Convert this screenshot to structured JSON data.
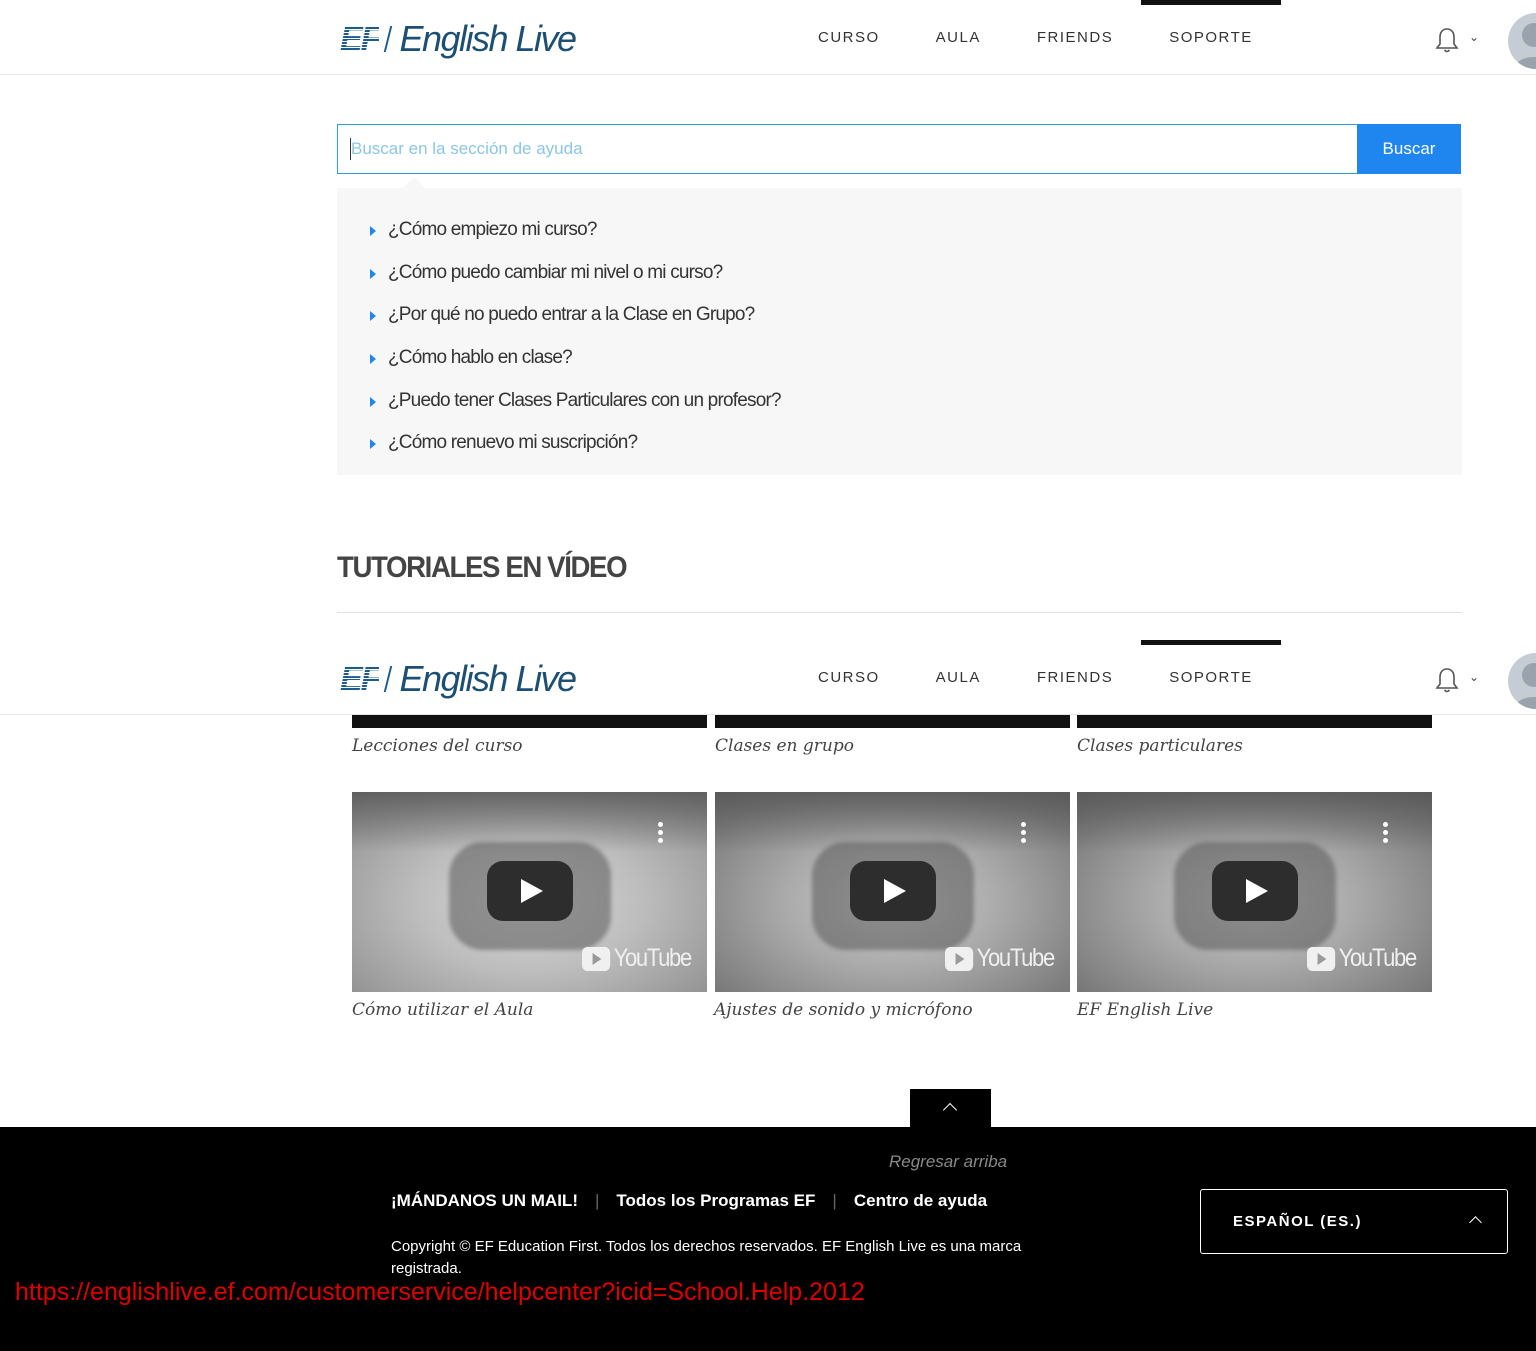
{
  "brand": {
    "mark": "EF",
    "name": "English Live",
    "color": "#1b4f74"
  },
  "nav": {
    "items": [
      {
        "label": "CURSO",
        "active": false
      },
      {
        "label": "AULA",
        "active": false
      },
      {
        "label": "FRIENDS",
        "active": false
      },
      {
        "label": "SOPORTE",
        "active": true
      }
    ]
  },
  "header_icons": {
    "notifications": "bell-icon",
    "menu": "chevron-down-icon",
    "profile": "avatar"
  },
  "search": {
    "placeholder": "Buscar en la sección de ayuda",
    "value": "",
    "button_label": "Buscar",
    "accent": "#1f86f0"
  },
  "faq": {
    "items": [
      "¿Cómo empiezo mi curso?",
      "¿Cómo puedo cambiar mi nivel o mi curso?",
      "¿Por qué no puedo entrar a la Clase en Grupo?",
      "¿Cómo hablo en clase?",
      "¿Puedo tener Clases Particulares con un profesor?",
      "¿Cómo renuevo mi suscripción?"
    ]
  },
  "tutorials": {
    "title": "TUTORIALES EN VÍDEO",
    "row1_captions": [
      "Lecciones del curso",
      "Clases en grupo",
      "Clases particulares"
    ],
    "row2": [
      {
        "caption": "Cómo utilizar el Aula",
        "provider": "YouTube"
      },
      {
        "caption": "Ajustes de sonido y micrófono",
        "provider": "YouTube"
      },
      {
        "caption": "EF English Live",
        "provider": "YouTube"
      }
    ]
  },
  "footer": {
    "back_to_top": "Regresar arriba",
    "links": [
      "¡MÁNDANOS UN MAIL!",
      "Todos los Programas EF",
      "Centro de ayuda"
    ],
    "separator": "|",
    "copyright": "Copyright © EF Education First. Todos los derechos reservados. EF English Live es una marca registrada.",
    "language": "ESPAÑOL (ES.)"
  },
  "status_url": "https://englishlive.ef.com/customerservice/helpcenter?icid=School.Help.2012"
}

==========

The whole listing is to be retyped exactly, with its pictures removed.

Answer section ::
Convert this screenshot to structured JSON data.
{
  "brand": {
    "mark": "EF",
    "name": "English Live",
    "color": "#1b4f74"
  },
  "nav": {
    "items": [
      {
        "label": "CURSO",
        "active": false
      },
      {
        "label": "AULA",
        "active": false
      },
      {
        "label": "FRIENDS",
        "active": false
      },
      {
        "label": "SOPORTE",
        "active": true
      }
    ]
  },
  "header_icons": {
    "notifications": "bell-icon",
    "menu": "chevron-down-icon",
    "profile": "avatar"
  },
  "search": {
    "placeholder": "Buscar en la sección de ayuda",
    "value": "",
    "button_label": "Buscar",
    "accent": "#1f86f0"
  },
  "faq": {
    "items": [
      "¿Cómo empiezo mi curso?",
      "¿Cómo puedo cambiar mi nivel o mi curso?",
      "¿Por qué no puedo entrar a la Clase en Grupo?",
      "¿Cómo hablo en clase?",
      "¿Puedo tener Clases Particulares con un profesor?",
      "¿Cómo renuevo mi suscripción?"
    ]
  },
  "tutorials": {
    "title": "TUTORIALES EN VÍDEO",
    "row1_captions": [
      "Lecciones del curso",
      "Clases en grupo",
      "Clases particulares"
    ],
    "row2": [
      {
        "caption": "Cómo utilizar el Aula",
        "provider": "YouTube"
      },
      {
        "caption": "Ajustes de sonido y micrófono",
        "provider": "YouTube"
      },
      {
        "caption": "EF English Live",
        "provider": "YouTube"
      }
    ]
  },
  "footer": {
    "back_to_top": "Regresar arriba",
    "links": [
      "¡MÁNDANOS UN MAIL!",
      "Todos los Programas EF",
      "Centro de ayuda"
    ],
    "separator": "|",
    "copyright": "Copyright © EF Education First. Todos los derechos reservados. EF English Live es una marca registrada.",
    "language": "ESPAÑOL (ES.)"
  },
  "status_url": "https://englishlive.ef.com/customerservice/helpcenter?icid=School.Help.2012"
}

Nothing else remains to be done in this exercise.